During an interview with the FOX Business Network’s Maria Bartiromo, former U.S. Attorney General John Ashcroft weighed in on Apple’s (NASDAQ:AAPL) refusal to allow the FBI access to the iPhone used by one of the San Bernardino shooters.
“We cannot have an American company that provides a sanctuary or a secure area where terrorists can communicate and can plan and carry out plans to disrupt America and to destroy our freedom,” he said.
Ashcroft “hopes” there will be a way for Apple to provide the information while protecting the privacy of law abiding citizens. He added, “however, when there are terrorists at work, I don’t think we want to find a way to protect their communications. They have to be susceptible to law enforcement understanding.”
Earlier on Mornings with Maria, former Qwest CEO Joe Nacchio compared his fight against the NSA and alleged insider trading to Apple. He suggested that it was illegal for the government to put “pipes beneath the ground” to listen in on conversations.“Ashcroft was the attorney general at the time and the director of the FBI was an assistant attorney general at the time and they knew that our intelligence agencies were involved in illegal activities,” he said.
Ashcroft responded saying: “The idea that somehow the government can never get information to defend the national security because someone might sometime abuse him for information is absurd. Everything is susceptible to abuse,” he said.
According to Ashcroft, the government can legally gain information through the Foreign Intelligence Surveillance Act Courts or the authority of the president in Article 2 for obtaining information.
“The safeguards we developed before should be the ones we use again and we should do this -- and I think there will be a way to get this done here. You can’t have secure communications for terrorists,” he said.
Ashcroft also discussed the political fallout from the death of Supreme Court Justice Antonin Scalia.

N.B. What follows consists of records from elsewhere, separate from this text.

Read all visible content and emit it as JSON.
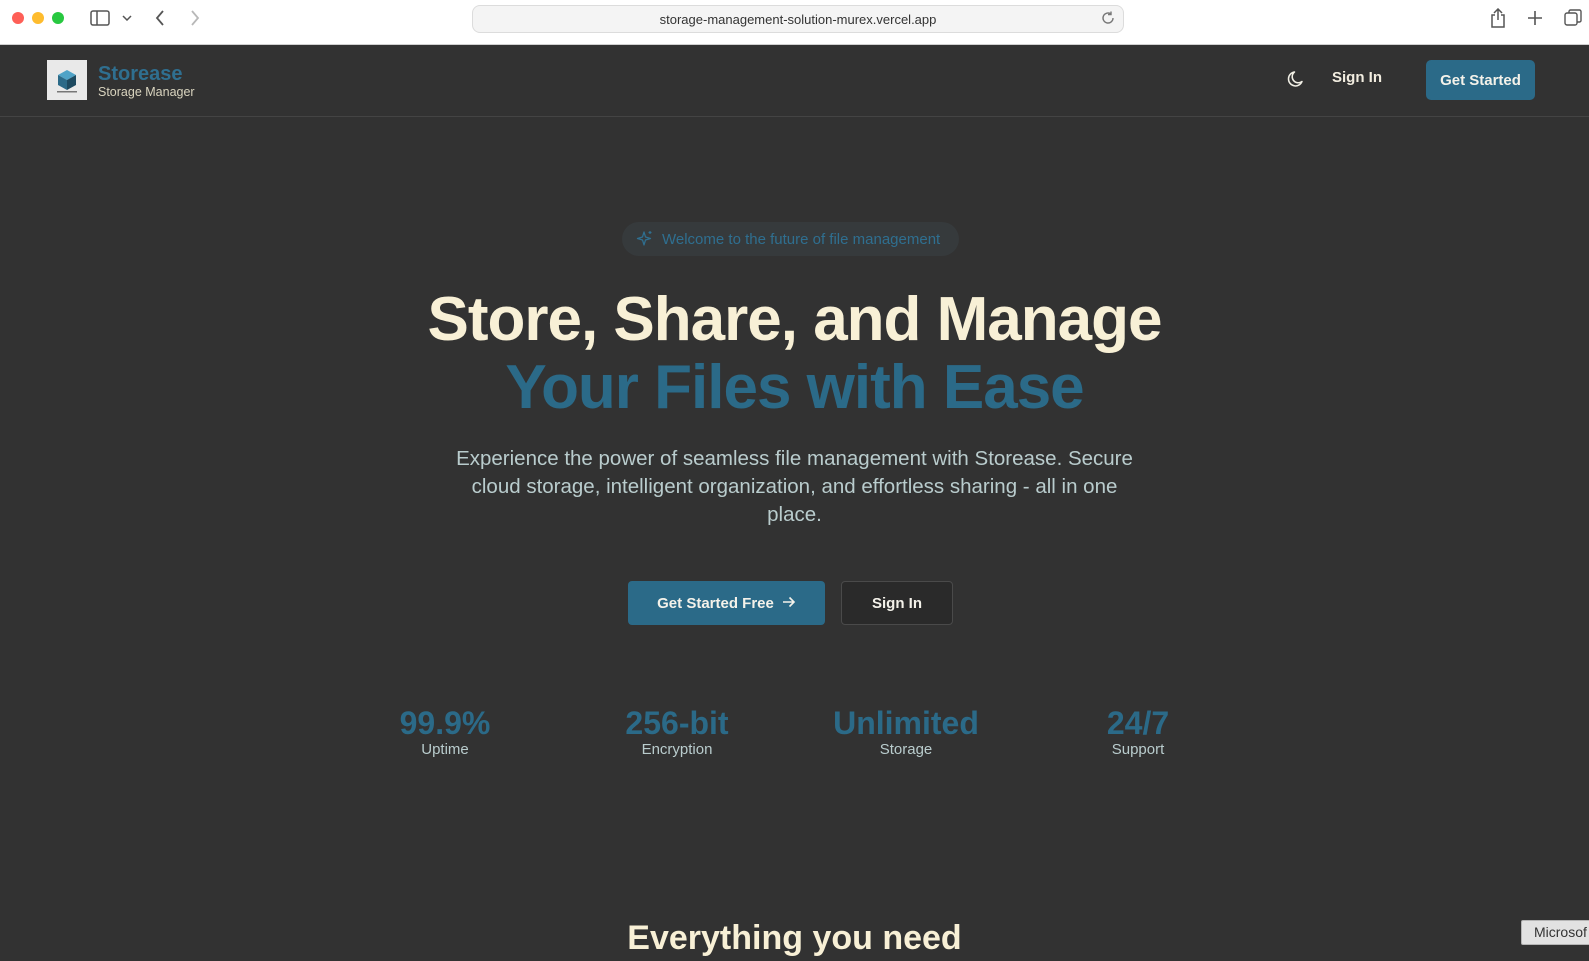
{
  "browser": {
    "url": "storage-management-solution-murex.vercel.app"
  },
  "header": {
    "brand_name": "Storease",
    "brand_subtitle": "Storage Manager",
    "sign_in_label": "Sign In",
    "get_started_label": "Get Started"
  },
  "hero": {
    "badge_text": "Welcome to the future of file management",
    "title_line1": "Store, Share, and Manage",
    "title_line2": "Your Files with Ease",
    "description": "Experience the power of seamless file management with Storease. Secure cloud storage, intelligent organization, and effortless sharing - all in one place.",
    "primary_button_label": "Get Started Free",
    "secondary_button_label": "Sign In"
  },
  "stats": [
    {
      "value": "99.9%",
      "label": "Uptime"
    },
    {
      "value": "256-bit",
      "label": "Encryption"
    },
    {
      "value": "Unlimited",
      "label": "Storage"
    },
    {
      "value": "24/7",
      "label": "Support"
    }
  ],
  "features": {
    "title": "Everything you need"
  },
  "tooltip": {
    "text": "Microsof"
  },
  "colors": {
    "background": "#323232",
    "accent": "#2b6a88",
    "heading": "#f8f0d6",
    "body_text": "#b9cccd"
  }
}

“Antonin Scalia was probably one of the greatest patriots that I ever got to know. He was committed to what the constitution was supposed to mean and it should not be abandoned simply because five judges somehow develop a majority on the Supreme Court. He knew that the constitution, when amended, should be amended the way the constitution says.”